John Jay College logoI write today to seek your insight—and to share some good news.

In the coming months, I’ll be reporting and writing a story on the collateral effects of criminal convictions. I am interested in the effects not only on individuals, but on their communities.

Statistics tell us that many of us—you and me—may know someone who was caught up in the criminal justice system. Or we may know community leaders who could speak to the impacts that neighborhoods have felt when large numbers of previously incarcerated people return to their communities. Once there, those people may be unable to obtain consistent work or stable housing, given the conviction on their record. What do we do about this?

I’d appreciate hearing from you, now or in the future, for your insights or suggestions on angles to pursue. I’m at arizona.attorney@azbar.org. And my cell is 602-908-6991.

The article and the research/reporting that precedes it are largely made possible by the award of a fellowship, just announced, that I received from the John Jay College of Criminal Justice and a center at the University of Pennsylvania. As the State Bar has kindly reported:

“State Bar’s Tim Eigo Selected as John Jay/Quattrone Fellow: Tim Eigo, Editor of Arizona Attorney Magazine, has been selected as a John Jay/Quattrone Fellow and will attend the 11th Annual Harry Frank Guggenheim Symposium on Crime in America in New York City. He will be joining 20 other journalists from across the nation as a fellow for a story he pitched on the ‘collateral, downstream effects of prior convictions.’ The John Jay/Harry Frank Guggenheim Symposium is the only national gathering that brings together journalists, legislators, policymakers, scholars and practitioners for candid on-the-record discussions on emerging issues of U.S. criminal justice.”

Quattrone Center on the Fair Administration of Justice logoHere is a link to the conference/fellowship press release, which includes the list of the other 20 journalists.

I am also pleased to report that a friend and great journo was also among those chosen: Kristen Senz is the Editor of the New Hampshire Bar News, and she’s been working on legal aspects of the opioid-use crisis. John Jay will be lucky to count her among the Fellows’ ranks!

So next week, I’ll be in chilly Manhattan to hear from smart people, some of whom may become story subjects and info-providers. I’m looking forward to it.

The conference is titled “Making Room for Justice: Crime, Public Safety & the Choices Ahead for Americans.” The complete program is here.

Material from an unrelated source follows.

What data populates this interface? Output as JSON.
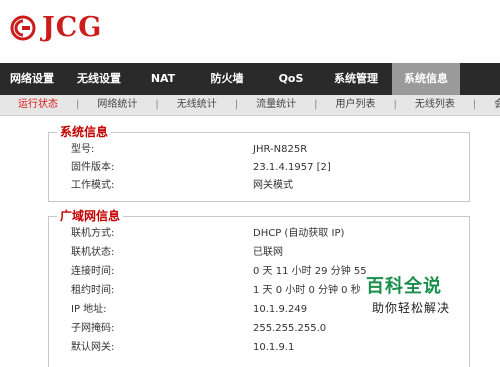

The Friday portion of the conference will be held in the moot court room of John Jay College.

The Friday portion of the conference will be held in the moot court room of John Jay College.

I previously received a fellowship in 2011, from John Jay/Guggenheim, that allowed me to attend the conference and then write on the topic of criminal-sentencing reform (I told you about it here.). That year and in 2012, I wrote numerous online stories and a cover story in Arizona Attorney Magazine about it. Here is the link to that issue/article (clicking on the image takes you to the story).

As I promised in 2011, I’ll report back after the conference. And I’ll try to keep warm.